Mumbai: Yes Bank Ltd, one of the lenders to the owners of the Indian Premier League (IPL) team Deccan Chargers, on Tuesday submitted a plea in the Bombay High Court asking the Board of Control for Cricket in India (BCCI) to release the money due to the Deccan Chronicle Holdings Ltd-owned Hyderabad cricket team.
Yes Bank’s representative in the court said the money due to Deccan Chargers should come to Yes Bank’s account, “receivables should be cleared and BCCI should withdraw the termination”. The bank further stated that Yes Bank should have the first right to all the receivables arising out of the sixth season of IPL.
The cricket board owes Deccan Chargers about Rs.41 crore under the central revenues generated from IPL, Mint reported on 19 September. On 15 September, Yes Bank issued 45 demand drafts to clear outstanding dues amounting to Rs.33 crore to Deccan Chargers players, support staff and cricket boards and associations. A day later, Yes Bank executives, in a conference call with BCCI treasurer Ajay Shirke, asked the board not to encash the drafts until it releases the money due to Deccan Chargers, according to an attachment to the affidavit.
The same matter has been raised by Yes Bank in the Bombay High Court on Tuesday. During the hearing on Monday, BCCI and Deccan Chronicle Holdings agreed to go for arbitration after the company filed a petition in the Bombay High Court on 15 September challenging the cricket board’s decision to terminate its team franchise contract. The judge was to suggest names of the arbitrator on Tuesday.

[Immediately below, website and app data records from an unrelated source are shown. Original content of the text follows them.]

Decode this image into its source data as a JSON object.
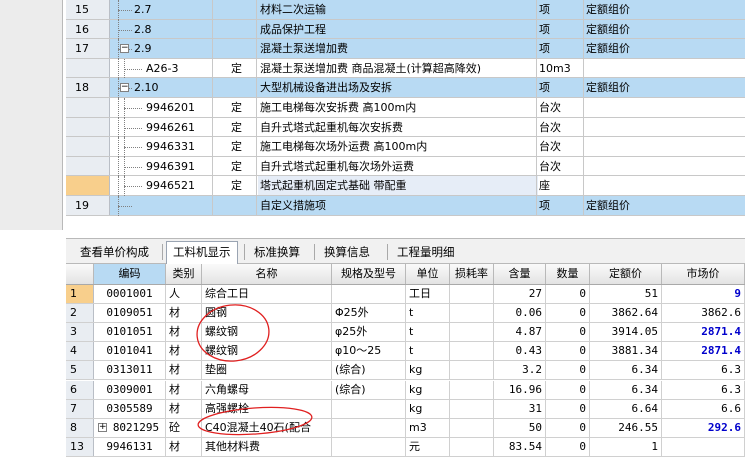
{
  "upper_rows": [
    {
      "num": "15",
      "code": "2.7",
      "type": "",
      "name": "材料二次运输",
      "unit": "项",
      "price": "定额组价",
      "style": "blue",
      "level": 1,
      "toggle": ""
    },
    {
      "num": "16",
      "code": "2.8",
      "type": "",
      "name": "成品保护工程",
      "unit": "项",
      "price": "定额组价",
      "style": "blue",
      "level": 1,
      "toggle": ""
    },
    {
      "num": "17",
      "code": "2.9",
      "type": "",
      "name": "混凝土泵送增加费",
      "unit": "项",
      "price": "定额组价",
      "style": "blue",
      "level": 1,
      "toggle": "−"
    },
    {
      "num": "",
      "code": "A26-3",
      "type": "定",
      "name": "混凝土泵送增加费 商品混凝土(计算超高降效)",
      "unit": "10m3",
      "price": "",
      "style": "white",
      "level": 2,
      "toggle": ""
    },
    {
      "num": "18",
      "code": "2.10",
      "type": "",
      "name": "大型机械设备进出场及安拆",
      "unit": "项",
      "price": "定额组价",
      "style": "blue",
      "level": 1,
      "toggle": "−"
    },
    {
      "num": "",
      "code": "9946201",
      "type": "定",
      "name": "施工电梯每次安拆费 高100m内",
      "unit": "台次",
      "price": "",
      "style": "white",
      "level": 2,
      "toggle": ""
    },
    {
      "num": "",
      "code": "9946261",
      "type": "定",
      "name": "自升式塔式起重机每次安拆费",
      "unit": "台次",
      "price": "",
      "style": "white",
      "level": 2,
      "toggle": ""
    },
    {
      "num": "",
      "code": "9946331",
      "type": "定",
      "name": "施工电梯每次场外运费 高100m内",
      "unit": "台次",
      "price": "",
      "style": "white",
      "level": 2,
      "toggle": ""
    },
    {
      "num": "",
      "code": "9946391",
      "type": "定",
      "name": "自升式塔式起重机每次场外运费",
      "unit": "台次",
      "price": "",
      "style": "white",
      "level": 2,
      "toggle": ""
    },
    {
      "num": "",
      "code": "9946521",
      "type": "定",
      "name": "塔式起重机固定式基础 带配重",
      "unit": "座",
      "price": "",
      "style": "white",
      "level": 2,
      "toggle": "",
      "selected": true
    },
    {
      "num": "19",
      "code": "",
      "type": "",
      "name": "自定义措施项",
      "unit": "项",
      "price": "定额组价",
      "style": "blue",
      "level": 1,
      "toggle": ""
    }
  ],
  "tabs": [
    {
      "label": "查看单价构成",
      "active": false
    },
    {
      "label": "工料机显示",
      "active": true
    },
    {
      "label": "标准换算",
      "active": false
    },
    {
      "label": "换算信息",
      "active": false
    },
    {
      "label": "工程量明细",
      "active": false
    }
  ],
  "lower_headers": [
    "",
    "编码",
    "类别",
    "名称",
    "规格及型号",
    "单位",
    "损耗率",
    "含量",
    "数量",
    "定额价",
    "市场价"
  ],
  "lower_rows": [
    {
      "rn": "1",
      "code": "0001001",
      "cat": "人",
      "name": "综合工日",
      "spec": "",
      "unit": "工日",
      "loss": "",
      "qty": "27",
      "amount": "0",
      "price": "51",
      "market": "9",
      "mblue": true,
      "expand": false
    },
    {
      "rn": "2",
      "code": "0109051",
      "cat": "材",
      "name": "圆钢",
      "spec": "Φ25外",
      "unit": "t",
      "loss": "",
      "qty": "0.06",
      "amount": "0",
      "price": "3862.64",
      "market": "3862.6",
      "mblue": false,
      "expand": false
    },
    {
      "rn": "3",
      "code": "0101051",
      "cat": "材",
      "name": "螺纹钢",
      "spec": "φ25外",
      "unit": "t",
      "loss": "",
      "qty": "4.87",
      "amount": "0",
      "price": "3914.05",
      "market": "2871.4",
      "mblue": true,
      "expand": false
    },
    {
      "rn": "4",
      "code": "0101041",
      "cat": "材",
      "name": "螺纹钢",
      "spec": "φ10～25",
      "unit": "t",
      "loss": "",
      "qty": "0.43",
      "amount": "0",
      "price": "3881.34",
      "market": "2871.4",
      "mblue": true,
      "expand": false
    },
    {
      "rn": "5",
      "code": "0313011",
      "cat": "材",
      "name": "垫圈",
      "spec": "(综合)",
      "unit": "kg",
      "loss": "",
      "qty": "3.2",
      "amount": "0",
      "price": "6.34",
      "market": "6.3",
      "mblue": false,
      "expand": false
    },
    {
      "rn": "6",
      "code": "0309001",
      "cat": "材",
      "name": "六角螺母",
      "spec": "(综合)",
      "unit": "kg",
      "loss": "",
      "qty": "16.96",
      "amount": "0",
      "price": "6.34",
      "market": "6.3",
      "mblue": false,
      "expand": false
    },
    {
      "rn": "7",
      "code": "0305589",
      "cat": "材",
      "name": "高强螺栓",
      "spec": "",
      "unit": "kg",
      "loss": "",
      "qty": "31",
      "amount": "0",
      "price": "6.64",
      "market": "6.6",
      "mblue": false,
      "expand": false
    },
    {
      "rn": "8",
      "code": "8021295",
      "cat": "砼",
      "name": "C40混凝土40石(配合",
      "spec": "",
      "unit": "m3",
      "loss": "",
      "qty": "50",
      "amount": "0",
      "price": "246.55",
      "market": "292.6",
      "mblue": true,
      "expand": true
    },
    {
      "rn": "13",
      "code": "9946131",
      "cat": "材",
      "name": "其他材料费",
      "spec": "",
      "unit": "元",
      "loss": "",
      "qty": "83.54",
      "amount": "0",
      "price": "1",
      "market": "",
      "mblue": false,
      "expand": false
    }
  ]
}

Deccan Chronicle Holdings has requested for time to reply to Yes Bank’s plea. The matter will come up for hearing on Wednesday.